Within the CEA, the Nuclear Energy Division (DEN) provides the French government and industry with technical expertise and innovations in nuclear energy systems to develop sustainable nuclear energy that is both safe and economically competitive.
To rise to this challenge, the DEN is engaged in three main areas of investigation:
- Future nuclear systems: 4th-generation reactors and their fuel cycle
- Optimisation of the existing nuclear industry
- Development and operation of large-scale experimentation and simulation tools that are essential for its research objectives
At the same time, as a nuclear operator, the DEN manages and develops its own fleet of nuclear facilities. It implements construction and refurbishment programs for its facilities, together with clean-up and dismantling programs for those that have reached the end of their service life.

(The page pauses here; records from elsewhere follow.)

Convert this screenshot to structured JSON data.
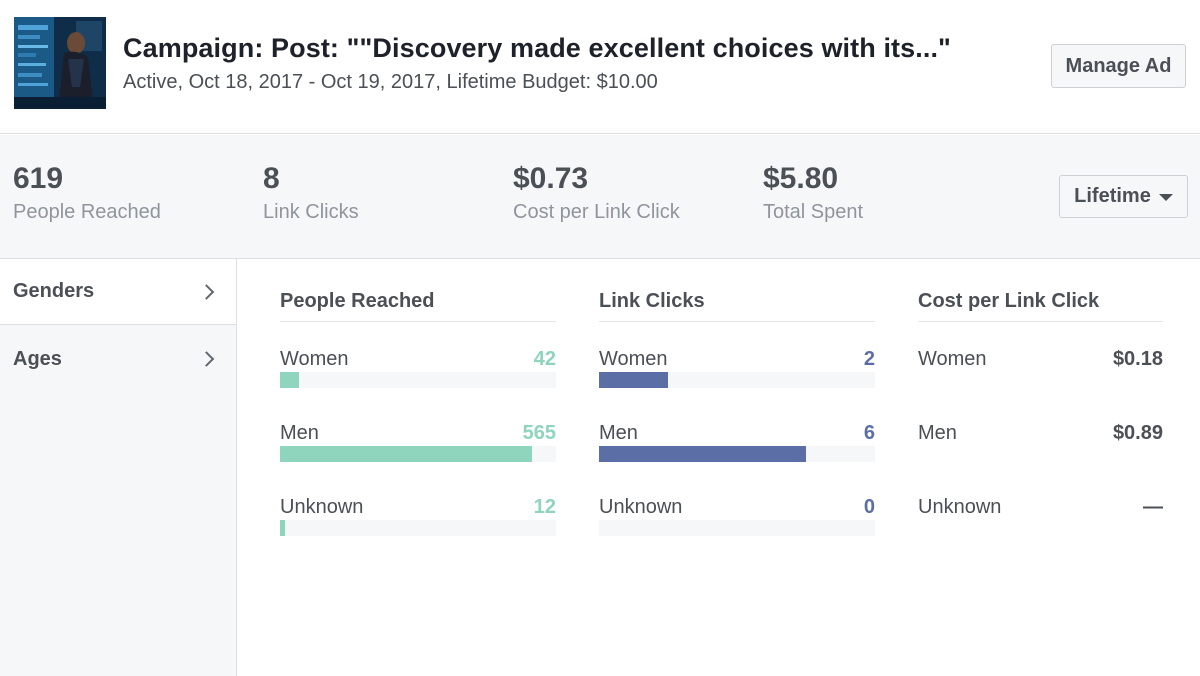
{
  "campaign": {
    "title": "Campaign: Post: \"\"Discovery made excellent choices with its...\"",
    "subtitle": "Active, Oct 18, 2017 - Oct 19, 2017, Lifetime Budget: $10.00",
    "manage_label": "Manage Ad"
  },
  "stats": [
    {
      "value": "619",
      "label": "People Reached"
    },
    {
      "value": "8",
      "label": "Link Clicks"
    },
    {
      "value": "$0.73",
      "label": "Cost per Link Click"
    },
    {
      "value": "$5.80",
      "label": "Total Spent"
    }
  ],
  "range_selector": {
    "label": "Lifetime"
  },
  "sidebar": {
    "items": [
      {
        "label": "Genders"
      },
      {
        "label": "Ages"
      }
    ]
  },
  "breakdown": {
    "people_reached": {
      "title": "People Reached",
      "color": "#8fd4bd",
      "rows": [
        {
          "label": "Women",
          "value": "42",
          "fraction": 0.068
        },
        {
          "label": "Men",
          "value": "565",
          "fraction": 0.913
        },
        {
          "label": "Unknown",
          "value": "12",
          "fraction": 0.019
        }
      ]
    },
    "link_clicks": {
      "title": "Link Clicks",
      "color": "#5b6fa6",
      "rows": [
        {
          "label": "Women",
          "value": "2",
          "fraction": 0.25
        },
        {
          "label": "Men",
          "value": "6",
          "fraction": 0.75
        },
        {
          "label": "Unknown",
          "value": "0",
          "fraction": 0
        }
      ]
    },
    "cost_per_link_click": {
      "title": "Cost per Link Click",
      "rows": [
        {
          "label": "Women",
          "value": "$0.18"
        },
        {
          "label": "Men",
          "value": "$0.89"
        },
        {
          "label": "Unknown",
          "value": "—"
        }
      ]
    }
  }
}
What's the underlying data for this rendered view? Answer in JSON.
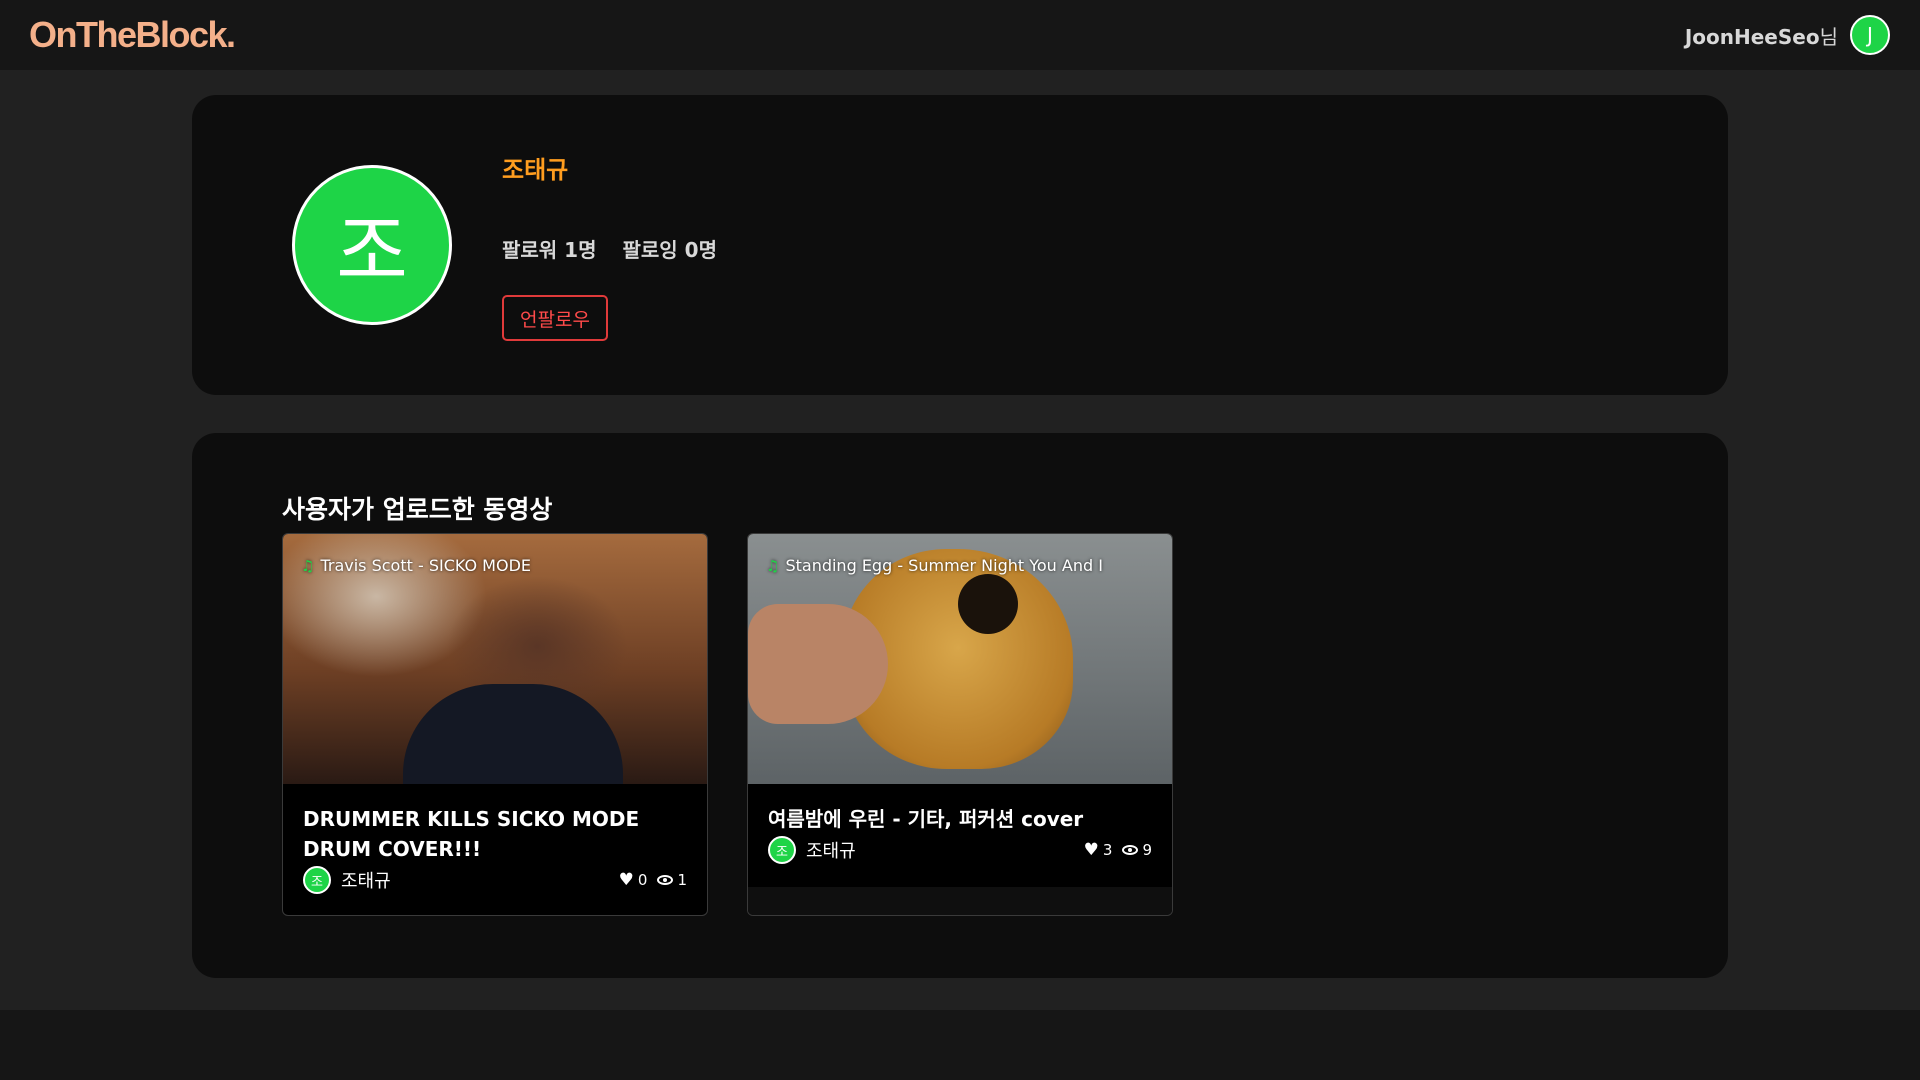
{
  "header": {
    "logo": "OnTheBlock.",
    "user_name": "JoonHeeSeo",
    "user_suffix": "님",
    "user_avatar_initial": "J"
  },
  "profile": {
    "avatar_initial": "조",
    "name": "조태규",
    "followers": "팔로워 1명",
    "following": "팔로잉 0명",
    "unfollow_label": "언팔로우"
  },
  "videos_section": {
    "title": "사용자가 업로드한 동영상",
    "videos": [
      {
        "song": "Travis Scott - SICKO MODE",
        "title": "DRUMMER KILLS SICKO MODE DRUM COVER!!!",
        "uploader_initial": "조",
        "uploader": "조태규",
        "likes": "0",
        "views": "1"
      },
      {
        "song": "Standing Egg - Summer Night You And I",
        "title": "여름밤에 우린 - 기타, 퍼커션 cover",
        "uploader_initial": "조",
        "uploader": "조태규",
        "likes": "3",
        "views": "9"
      }
    ]
  },
  "colors": {
    "accent_green": "#1ed447",
    "name_orange": "#ff9d1f",
    "unfollow_red": "#e03a3a",
    "logo_peach": "#f4b08a"
  }
}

SOLEIL is a very powerful light source that can be used to explore matter. More specifically, it is a research center that produces and uses synchrotron radiation. This radiation is provided by a storage ring with a perimeter of 354 meters, in which high energy electrons circulate at close to the speed of light. Harnessed at different points around the ring, this radiation is directed to exits, the SOLEIL beamlines. Each beamline is a laboratory in its own right, equipped to prepare and analyze the samples under study and to treat the data collected. The experimental program foresees the availability of 26 beamlines with an average of 2,000 users per year.
Inside the main ring high-energy electrons are subjected to a magnetic field in order to bend their trajectory. They then lose some of this energy, released in the form of ultra-bright radiation. This light source, 10,000 times brighter than that of the sun, is emitted in the form of radiation from the infrared to the X-ray region, including ultraviolet. It is so intense that it can penetrate deeply into materials: interactions with the photons emitted make it possible to study both the structure (surface or 3-D) and properties of a sample (object, material, living cells, surfaces, etc). The brilliance of this light is particularly well-suited to the study of nano-objects or very complex samples.
The private company Synchrotron SOLEIL was created in 2001 by CNRS and CEA to oversee the construction, then
the of running of SOLEIL. The total budget for SOLEIL for 2002-2012 (construction and setting up) has been around 600 million euros (M€), and the annual running cost is about 60 M€.
The skills required at SOLEIL are found in various organizations and laboratories in France and elsewhere. The staff is about 350 persons all year round, and about fifty PhD students and post-docs should be added to this total. Personnel are either on secondment from organizations such as CNRS, CEA or universities, or recruited directly. 80 % of personnel have a scientific or technical background and 20 % administrative or managerial. SOLEIL caters for 2,000 users per year, mainly from public and private research laboratories.
Please note that due to access to controlled areas pregnant women and people with pacemakers can not take part in the visit. High heels shoes are also forbidden during the tour.
- 08:30: Transfer by bus from Paris to the CEA Saclay research center
- 09:30: Welcome coffee and presentation of nuclear activities
- 10:30: Tour of the Tamaris platform in the Seismic Mechanic Studies Laboratory
- 11:00: Tour of the ORPHEE experimental nuclear reactor
- 12:00: On site lunch
- 14:00: Transfer to the SOLEIL synchrotron and presentation of the facility
- 14:30: Tour of the main ring and one or two beamlines
- 16:30: Transfer back to Paris
- 17:30: End of visit